Wikileaks will provide technology companies with exclusive access to CIA hacking tools that it possesses so they can patch software flaws, founder Julian Assange said on Thursday, presenting Silicon Valley with a potential dilemma on how to deal with the anti-secrecy group.
If the offer is legitimate, it would place technology companies in the unusual position of relying on Assange, a man believed by some US officials and lawmakers to be an untrustworthy pawn of Russian President Vladimir Putin, to share cyber vulnerabilities stockpiled by a secretive US spy agency.
It was not clear how WikiLeaks intended to cooperate with the companies. The group published documents on Tuesday describing secret Central Intelligence Agency hacking tools and snippets of computer code. It did not publish the full programs that would be needed to actually conduct cyber exploits against phones, computers and Internet-connected televisions.

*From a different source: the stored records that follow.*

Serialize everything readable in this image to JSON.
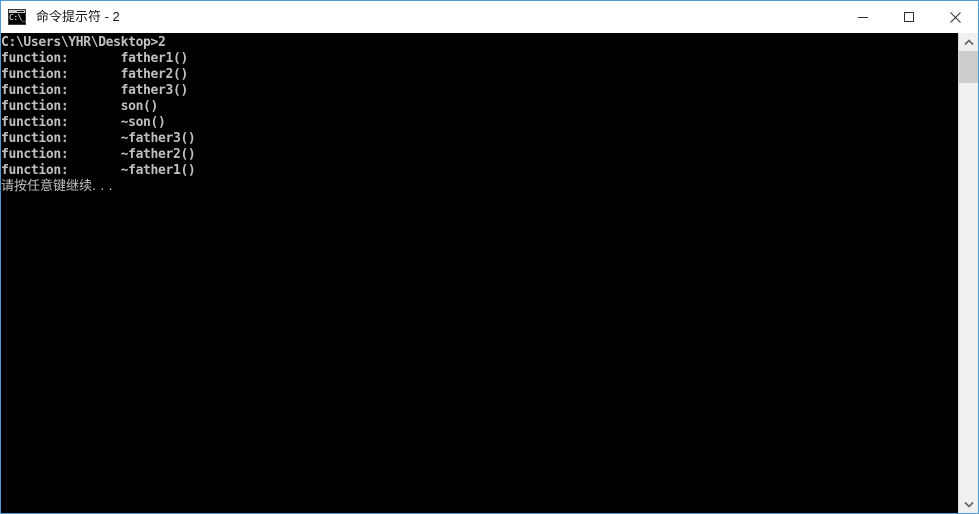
{
  "window": {
    "title": "命令提示符 - 2",
    "icon": "cmd-icon",
    "icon_glyph": "C:\\_",
    "accent_border_color": "#4f9ad0",
    "titlebar_bg": "#ffffff",
    "title_color": "#1a1a1a"
  },
  "title_buttons": {
    "minimize_label": "—",
    "maximize_label": "□",
    "close_label": "✕"
  },
  "console": {
    "background_color": "#000000",
    "foreground_color": "#c0c0c0",
    "lines": [
      "C:\\Users\\YHR\\Desktop>2",
      "function:       father1()",
      "function:       father2()",
      "function:       father3()",
      "function:       son()",
      "function:       ~son()",
      "function:       ~father3()",
      "function:       ~father2()",
      "function:       ~father1()",
      "请按任意键继续. . ."
    ],
    "prompt_path": "C:\\Users\\YHR\\Desktop",
    "command": "2",
    "press_any_key": "请按任意键继续. . ."
  },
  "scrollbar": {
    "up_arrow": "scroll-up-arrow",
    "down_arrow": "scroll-down-arrow",
    "thumb_color": "#cdcdcd",
    "track_color": "#f0f0f0"
  }
}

"Considering what we think is the best way to proceed and hearing these calls from some of the manufacturers, we have decided to work with them to give them some exclusive access to the additional technical details that we have so that the fixes can be developed and pushed out, so people can be secure," Assange said during an online press conference from the Ecuadorean embassy in London.
Assange took refuge at the embassy in 2012 to avoid extradition to Sweden over allegations of rape, which he denies.
"We've seen Julian Assange's statement and have not yet been contacted," a Microsoft representative said. "Our preferred method for anyone with knowledge of security issues, including the CIA or Wikileaks, is to submit details to us at email@example.com so we can review information and take any necessary steps to protect customers."
Representatives of Google
Responding to Assange, CIA spokesman Jonathan Liu, said in a statement: "As we’ve said previously, Julian Assange is not exactly a bastion of truth and integrity."
"Despite the efforts of Assange and his ilk, CIA continues to aggressively collect foreign intelligence overseas to protect America from terrorists, hostile nation states and other adversaries."
WikiLeaks' disclosures this week caused alarmed in the technology world and among consumers because of the potential privacy implications of the cyber espionage tactics that were described.
One file described a programme known as Weeping Angel that purportedly could take over a Samsung smart television, making it appear it was off when in fact it was recording conversations in the room.
Other documents described ways to hack into Apple iPhones, devices running Google's Android software and other gadgets in a way that could observe communications before they are protected by end-to-end encryption offered by messaging apps like Signal or WhatsApp.
Several companies have already said they are confident that their recent security updates have accounted for the purported flaws described in the CIA documents. Apple said in a statement on Tuesday that "many of the issues" leaked had already been patched in the latest version of its operating system.
WikiLeaks' publication of the documents reignited a debate about whether U.S. intelligence agencies should hoard serious cyber security vulnerabilities rather than share them with the public. An interagency process created under former President Barack Obama called for erring on the side of disclosure.
(Reporting by Dustin Volz; Additional reporting by Eric Auchard in Frankfurt, Joseph Menn in San Francisco and Guy Falconbridge in London; Editing by Grant McCool and Frances Kerry)